No Jersey food tour would be complete without Jersey Royal potatoes. We headed to Manor Farm to meet Christine and Didier Hellio. The Hellio duo supply seasonal veggies to a selection of outlets across Jersey. The pair wake at the crack of dawn and work into the night, but their passion for local produce more than keeps them going.
Although you can buy Jersey Royal seeds from the Manor Farm shop, Christine and Didier stress that you can’t match the taste of a true Jersey Royal by growing them elsewhere. The composition of the native soil coupled with the local seaweed fertilisation process make for a taste that is unique to Jersey.
Another necessity to a Jersey local food tour is the Jersey cow. These pretty little cattle produce a milk with a high fat content, making for some deliciously creamy dairy products. We stopped by at Classic Farm, St. Peter, to meet their herd.
Classic Farm is the only independent dairy farm in Jersey – they produce and pasteurise all of their dairy products on-site. Their 60 cattle produce milk for eight varieties of cheese, five flavours of yogurt and eleven flavours of ice-cream.
Black butter ice-cream is the most recent addition to the selection. Black butter contains apples, cider and spices. The ice-cream tastes a bit like a hearty apple pie, with a creamy and indulgent texture. You have to try it if you get the chance.
To accompany the abundance of local produce, there is delicious local wine. We drove to La Mare Wine Estate to see how it’s made.
The vineyard was planted in 1972, and quickly became a popular attraction. Today you’ll find a number of award winning beverages produced on the estate, including wine, cider, ale, gin and liqueur.
If you don’t get a chance to purchase local produce at source, there is plenty to be found in the markets of St. Helier. In the Central Market, you’ll find all things from florists to delicatessens, and butchers to spices.
A short walk down the street will bring you to Jersey’s Fish Market, where you’ll find a section of fresh catches, including those of Faulkner Fisheries.
Where I stayed
Finally, if you’re after a hotel with great food, I can recommend the Greenhills Country House Hotel. Their menu is locally sourced, their seafood is sustainably caught, and their eggs and poultry come from high-welfare birds. If you’re lucky with the weather as we were, the outdoor pool doesn’t go amiss either.

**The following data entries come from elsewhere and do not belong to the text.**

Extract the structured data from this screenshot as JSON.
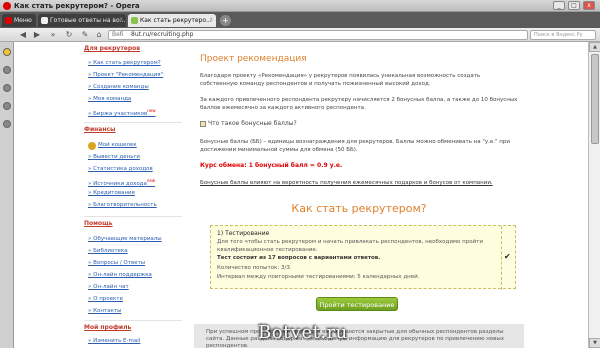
{
  "window": {
    "title": "Как стать рекрутером? - Opera",
    "min_label": "_",
    "max_label": "□",
    "close_label": "x"
  },
  "tabs": [
    {
      "label": "Меню"
    },
    {
      "label": "Готовые ответы на во..."
    },
    {
      "label": "Как стать рекрутеро..."
    }
  ],
  "addressbar": {
    "web_label": "Веб",
    "url": "8ut.ru/recruiting.php",
    "search_placeholder": "Поиск в Яндекс.Ру"
  },
  "menu": {
    "recruiters": {
      "title": "Для рекрутеров",
      "items": [
        {
          "label": "Как стать рекрутером?"
        },
        {
          "label": "Проект \"Рекомендация\""
        },
        {
          "label": "Создание команды"
        },
        {
          "label": "Моя команда"
        },
        {
          "label": "Биржа участников",
          "badge": "new"
        }
      ]
    },
    "finance": {
      "title": "Финансы",
      "sub_title": "Мой кошелек",
      "items": [
        {
          "label": "Вывести деньги"
        },
        {
          "label": "Статистика доходов"
        },
        {
          "label": "Источники дохода",
          "badge": "new"
        },
        {
          "label": "Кредитование"
        },
        {
          "label": "Благотворительность"
        }
      ]
    },
    "help": {
      "title": "Помощь",
      "items": [
        {
          "label": "Обучающие материалы"
        },
        {
          "label": "Библиотека"
        },
        {
          "label": "Вопросы / Ответы"
        },
        {
          "label": "Он-лайн поддержка"
        },
        {
          "label": "Он-лайн чат"
        },
        {
          "label": "О проекте"
        },
        {
          "label": "Контакты"
        }
      ]
    },
    "profile": {
      "title": "Мой профиль",
      "items": [
        {
          "label": "Изменить E-mail"
        }
      ]
    }
  },
  "content": {
    "project_title": "Проект рекомендация",
    "intro_p1": "Благодаря проекту «Рекомендация» у рекрутеров появилась уникальная возможность создать собственную команду респондентов и получать пожизненный высокий доход.",
    "intro_p2": "За каждого привлеченного респондента рекрутеру начисляется 2 бонусных балла, а также до 10 бонусных баллов ежемесячно за каждого активного респондента.",
    "bonus_question": "Что такое бонусные баллы?",
    "bonus_def": "Бонусные баллы (ББ) – единицы вознаграждения для рекрутеров. Баллы можно обменивать на \"у.е.\" при достижении минимальной суммы для обмена (50 ББ).",
    "rate": "Курс обмена: 1 бонусный балл = 0.9 у.е.",
    "influence_note": "Бонусные баллы влияют на вероятность получения ежемесячных подарков и бонусов от компании.",
    "how_title": "Как стать рекрутером?",
    "test": {
      "title": "1) Тестирование",
      "line1": "Для того чтобы стать рекрутером и начать привлекать респондентов, необходимо пройти квалификационное тестирование.",
      "line2": "Тест состоит из 17 вопросов с вариантами ответов.",
      "line3": "Количество попыток: 3/3.",
      "line4": "Интервал между повторными тестированиями: 5 календарных дней.",
      "done_mark": "✔"
    },
    "start_button": "Пройти тестирование",
    "footer_note": "При успешном прохождении теста для вас откроются закрытые для обычных респондентов разделы сайта. Данные разделы содержат необходимую информацию для рекрутеров по привлечению новых респондентов.",
    "watermark": "Botvet.ru"
  }
}
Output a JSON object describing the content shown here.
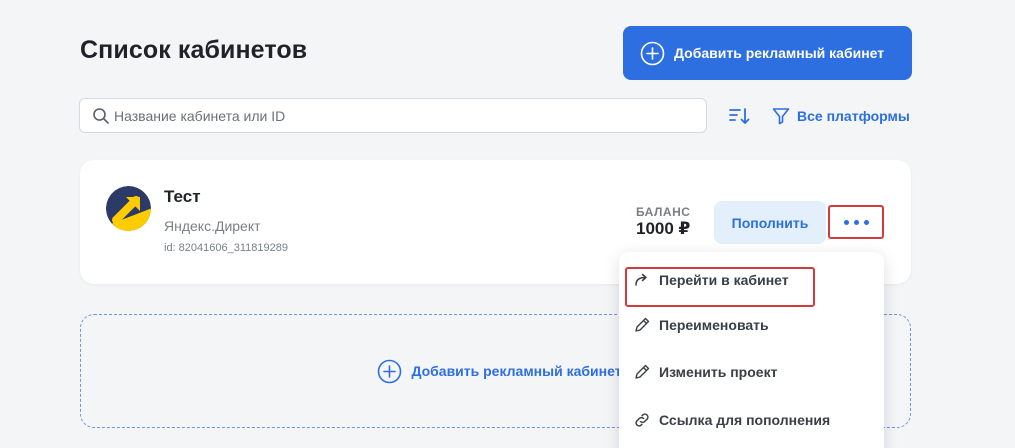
{
  "header": {
    "title": "Список кабинетов",
    "add_button_label": "Добавить рекламный кабинет"
  },
  "search": {
    "placeholder": "Название кабинета или ID",
    "value": ""
  },
  "filter": {
    "platform_label": "Все платформы"
  },
  "account": {
    "name": "Тест",
    "platform": "Яндекс.Директ",
    "id": "id: 82041606_311819289",
    "balance_label": "БАЛАНС",
    "balance_value": "1000 ₽",
    "topup_label": "Пополнить"
  },
  "add_card": {
    "label": "Добавить рекламный кабинет"
  },
  "menu": {
    "items": [
      {
        "label": "Перейти в кабинет",
        "icon": "redirect-arrow-icon"
      },
      {
        "label": "Переименовать",
        "icon": "pencil-icon"
      },
      {
        "label": "Изменить проект",
        "icon": "pencil-icon"
      },
      {
        "label": "Ссылка для пополнения",
        "icon": "link-icon"
      }
    ]
  },
  "colors": {
    "accent": "#2d6fe0",
    "highlight_border": "#d23b3b",
    "background": "#f4f5f7"
  }
}
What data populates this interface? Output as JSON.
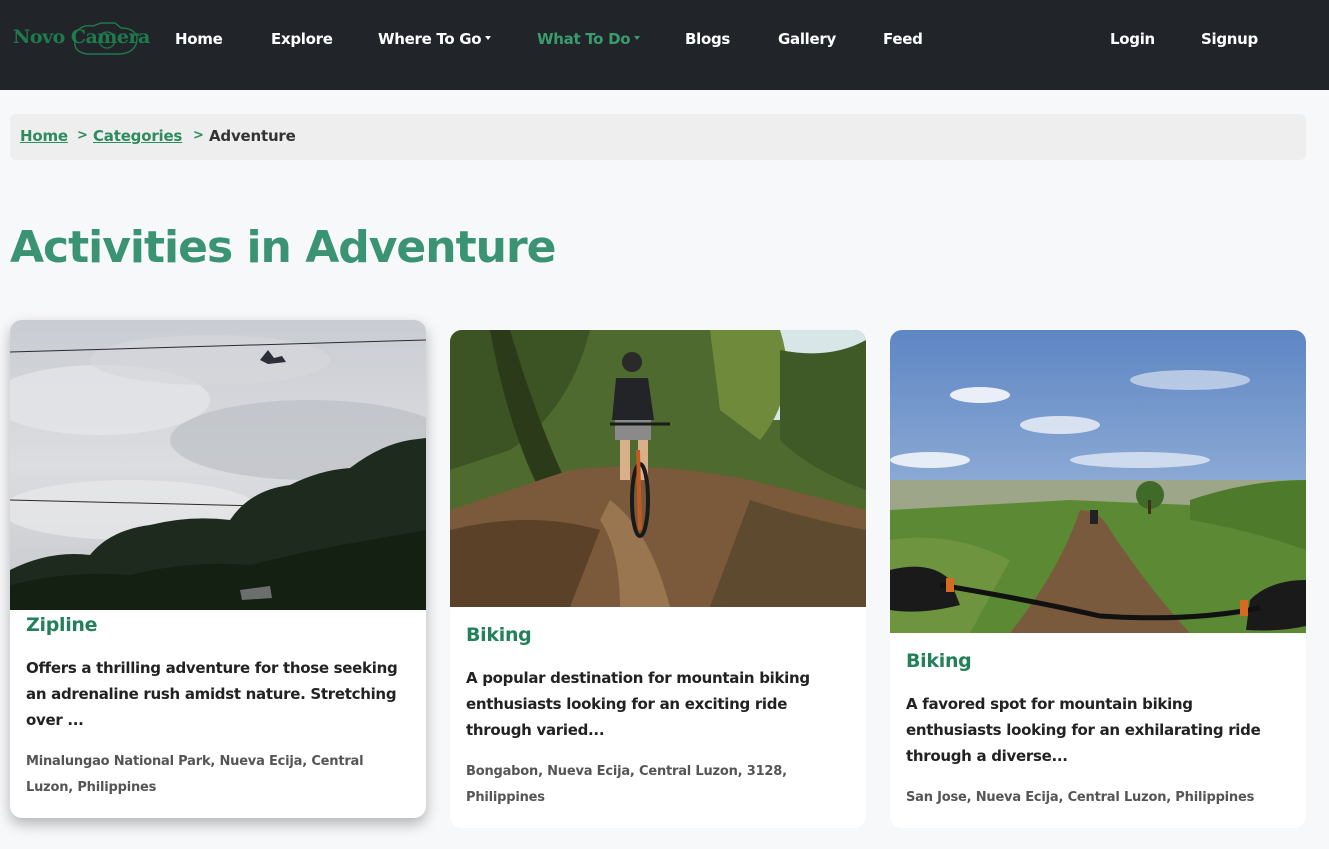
{
  "brand": {
    "name": "Novo Camera",
    "accent_color": "#1f7a4d"
  },
  "nav": {
    "items": [
      {
        "label": "Home",
        "dropdown": false,
        "active": false
      },
      {
        "label": "Explore",
        "dropdown": false,
        "active": false
      },
      {
        "label": "Where To Go",
        "dropdown": true,
        "active": false
      },
      {
        "label": "What To Do",
        "dropdown": true,
        "active": true
      },
      {
        "label": "Blogs",
        "dropdown": false,
        "active": false
      },
      {
        "label": "Gallery",
        "dropdown": false,
        "active": false
      },
      {
        "label": "Feed",
        "dropdown": false,
        "active": false
      }
    ],
    "login": "Login",
    "signup": "Signup"
  },
  "breadcrumb": {
    "items": [
      "Home",
      "Categories",
      "Adventure"
    ],
    "separator": ">"
  },
  "page": {
    "title": "Activities in Adventure",
    "title_color": "#3a9372"
  },
  "cards": [
    {
      "image": "zipline-photo",
      "title": "Zipline",
      "description": "Offers a thrilling adventure for those seeking an adrenaline rush amidst nature. Stretching over ...",
      "location": "Minalungao National Park, Nueva Ecija, Central Luzon, Philippines"
    },
    {
      "image": "forest-biking-photo",
      "title": "Biking",
      "description": "A popular destination for mountain biking enthusiasts looking for an exciting ride through varied...",
      "location": "Bongabon, Nueva Ecija, Central Luzon, 3128, Philippines"
    },
    {
      "image": "hill-biking-photo",
      "title": "Biking",
      "description": "A favored spot for mountain biking enthusiasts looking for an exhilarating ride through a diverse...",
      "location": "San Jose, Nueva Ecija, Central Luzon, Philippines"
    }
  ]
}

This post is brought to you in collaboration with Tenderstem®. As always, all opinions are my own.